At long last, 50 Cent’s decade-long home sale saga has finally come to a close. After first listing his Connecticut mansion for $18.5 million in 2007, the rapper-entrepreneur has sold it for $2.9 million.
It’s a staggering loss for the artist, who bought it from former boxer Mike Tyson in 2003 for $4.1 million and sunk around $6 million into renovations. With no takers at $18.5 million, he offered up the property in 2015 for $8.5 million and in 2017 for $4.995 million.
Spanning 17 acres in Farmington, a suburb of Hartford, the property centers on a palatial Colonial-style home that covers nearly 52,000 square feet. Bells and whistles abound, as the 1980s mansion holds 21 bedrooms, 25 bathrooms, a night club, poker room, movie theater, recording studio and conference room.
A grand foyer – whitewashed save for some cherry wood accents – opens the opulent floor plan with dual staircases and tile floors. Coffered ceilings top the formal living room, and a chandelier hangs over the kitchen.
The tiered master suite takes in leafy views through oversized windows and expands to a marble-splashed bathroom with a spa tub.
Elsewhere, an indoor basketball court is emblazoned with a logo for G-Unit, a hip-hop group 50 Cent formed with Tony Yayo and Lloyd Banks in the early 2000s. Another highlight comes downstairs, where an indoor swimming pool set into a brick patio is lined with walls of glass and clerestory windows.
A second pool, complete with a grotto, is found out back.
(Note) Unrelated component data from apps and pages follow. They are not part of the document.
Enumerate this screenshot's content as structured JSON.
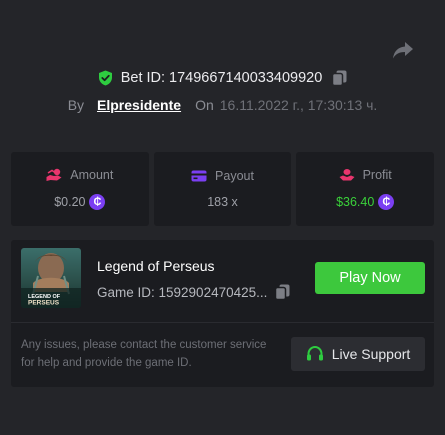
{
  "header": {
    "share_icon": "share-icon"
  },
  "bet": {
    "label": "Bet ID: 1749667140033409920",
    "verified_icon": "shield-check-icon",
    "copy_icon": "copy-icon"
  },
  "byline": {
    "by_label": "By",
    "username": "Elpresidente",
    "on_label": "On",
    "datetime": "16.11.2022 г., 17:30:13 ч."
  },
  "stats": {
    "amount": {
      "label": "Amount",
      "value": "$0.20",
      "icon": "hand-coins-icon",
      "icon_color": "#e8356d"
    },
    "payout": {
      "label": "Payout",
      "value": "183 x",
      "icon": "card-icon",
      "icon_color": "#7b3ff2"
    },
    "profit": {
      "label": "Profit",
      "value": "$36.40",
      "icon": "hand-stack-icon",
      "icon_color": "#e8356d",
      "value_color": "#3ad13a"
    },
    "currency_symbol": "₵"
  },
  "game": {
    "title": "Legend of Perseus",
    "game_id": "Game ID: 1592902470425...",
    "play_label": "Play Now",
    "thumb_caption_1": "LEGEND OF",
    "thumb_caption_2": "PERSEUS"
  },
  "support": {
    "text": "Any issues, please contact the customer service for help and provide the game ID.",
    "button_label": "Live Support",
    "icon": "headset-icon"
  },
  "colors": {
    "background": "#242529",
    "card": "#1b1c20",
    "accent_green": "#3dc83d",
    "accent_purple": "#7b3ff2",
    "accent_pink": "#e8356d"
  }
}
The expansive grounds also have a helicopter pad, a pond, a guesthouse and gardens.
After he declared bankruptcy in 2015, court records revealed that the rapper was spending around $72,000 per month on mortgage and maintenance for the property.
Jennifer Leahy of Douglas Elliman handled both ends of the deal, according to the Wall Street Journal.
50 Cent, whose real name is Curtis James Jackson III, was discovered by Eminem and Dr. Dre, who helped produced his debut album “Get Rich or Die Tryin’.” The 43-year-old has released five studio albums and 10 mixtapes, with hits including “In da Club,” “21 Questions” and “Candy Shop.”